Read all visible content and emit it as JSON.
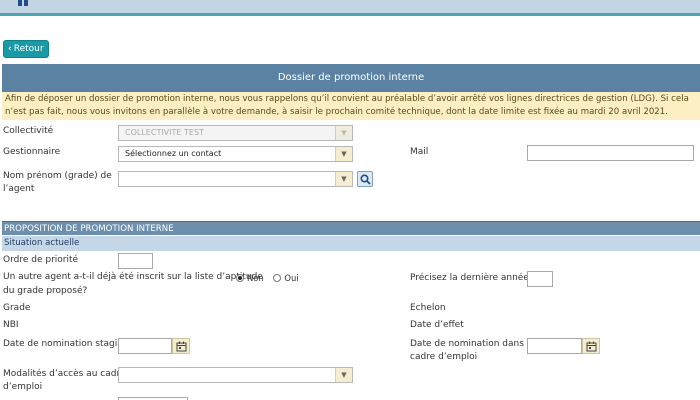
{
  "header": {
    "logo_icon": "logo-icon"
  },
  "nav": {
    "back_label": "Retour"
  },
  "panel": {
    "title": "Dossier de promotion interne"
  },
  "notice": {
    "text": "Afin de déposer un dossier de promotion interne, nous vous rappelons qu’il convient au préalable d’avoir arrêté vos lignes directrices de gestion (LDG). Si cela n’est pas fait, nous vous invitons en parallèle à votre demande, à saisir le prochain comité technique, dont la date limite est fixée au mardi 20 avril 2021."
  },
  "form": {
    "collectivite_label": "Collectivité",
    "collectivite_value": "COLLECTIVITE TEST",
    "gestionnaire_label": "Gestionnaire",
    "gestionnaire_value": "Sélectionnez un contact",
    "mail_label": "Mail",
    "mail_value": "",
    "nom_label_line1": "Nom prénom (grade) de",
    "nom_label_line2": "l’agent",
    "nom_value": ""
  },
  "proposition": {
    "section_title": "PROPOSITION DE PROMOTION INTERNE",
    "subsection_title": "Situation actuelle",
    "ordre_label": "Ordre de priorité",
    "ordre_value": "",
    "autre_agent_line1": "Un autre agent a-t-il déjà été inscrit sur la liste d’aptitude",
    "autre_agent_line2": "du grade proposé?",
    "radio_non": "Non",
    "radio_oui": "Oui",
    "radio_selected": "Non",
    "derniere_annee_label": "Précisez la dernière année",
    "derniere_annee_value": "",
    "grade_label": "Grade",
    "echelon_label": "Echelon",
    "nbi_label": "NBI",
    "date_effet_label": "Date d’effet",
    "date_stagiaire_label": "Date de nomination stagiaire",
    "date_stagiaire_value": "",
    "date_cadre_line1": "Date de nomination dans le",
    "date_cadre_line2": "cadre d’emploi",
    "date_cadre_value": "",
    "modalites_line1": "Modalités d’accès au cadre",
    "modalites_line2": "d’emploi",
    "modalites_value": ""
  }
}
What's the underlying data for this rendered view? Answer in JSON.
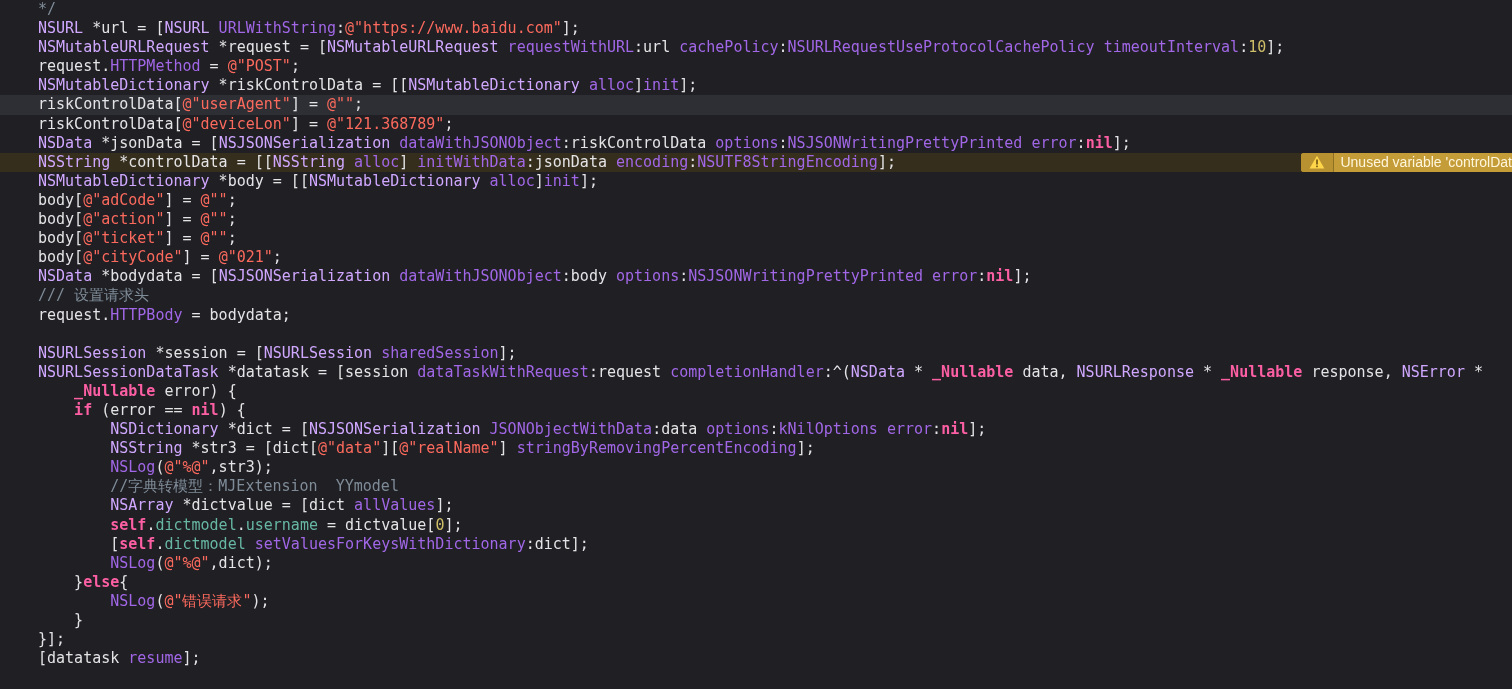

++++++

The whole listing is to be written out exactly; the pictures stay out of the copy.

- [Exercise answer]:
Read all visible content and emit it as JSON.
{
  "header": {
    "logo_icon": "logo-icon"
  },
  "nav": {
    "back_label": "Retour"
  },
  "panel": {
    "title": "Dossier de promotion interne"
  },
  "notice": {
    "text": "Afin de déposer un dossier de promotion interne, nous vous rappelons qu’il convient au préalable d’avoir arrêté vos lignes directrices de gestion (LDG). Si cela n’est pas fait, nous vous invitons en parallèle à votre demande, à saisir le prochain comité technique, dont la date limite est fixée au mardi 20 avril 2021."
  },
  "form": {
    "collectivite_label": "Collectivité",
    "collectivite_value": "COLLECTIVITE TEST",
    "gestionnaire_label": "Gestionnaire",
    "gestionnaire_value": "Sélectionnez un contact",
    "mail_label": "Mail",
    "mail_value": "",
    "nom_label_line1": "Nom prénom (grade) de",
    "nom_label_line2": "l’agent",
    "nom_value": ""
  },
  "proposition": {
    "section_title": "PROPOSITION DE PROMOTION INTERNE",
    "subsection_title": "Situation actuelle",
    "ordre_label": "Ordre de priorité",
    "ordre_value": "",
    "autre_agent_line1": "Un autre agent a-t-il déjà été inscrit sur la liste d’aptitude",
    "autre_agent_line2": "du grade proposé?",
    "radio_non": "Non",
    "radio_oui": "Oui",
    "radio_selected": "Non",
    "derniere_annee_label": "Précisez la dernière année",
    "derniere_annee_value": "",
    "grade_label": "Grade",
    "echelon_label": "Echelon",
    "nbi_label": "NBI",
    "date_effet_label": "Date d’effet",
    "date_stagiaire_label": "Date de nomination stagiaire",
    "date_stagiaire_value": "",
    "date_cadre_line1": "Date de nomination dans le",
    "date_cadre_line2": "cadre d’emploi",
    "date_cadre_value": "",
    "modalites_line1": "Modalités d’accès au cadre",
    "modalites_line2": "d’emploi",
    "modalites_value": ""
  }
}
What's the underlying data for this rendered view? Answer in JSON.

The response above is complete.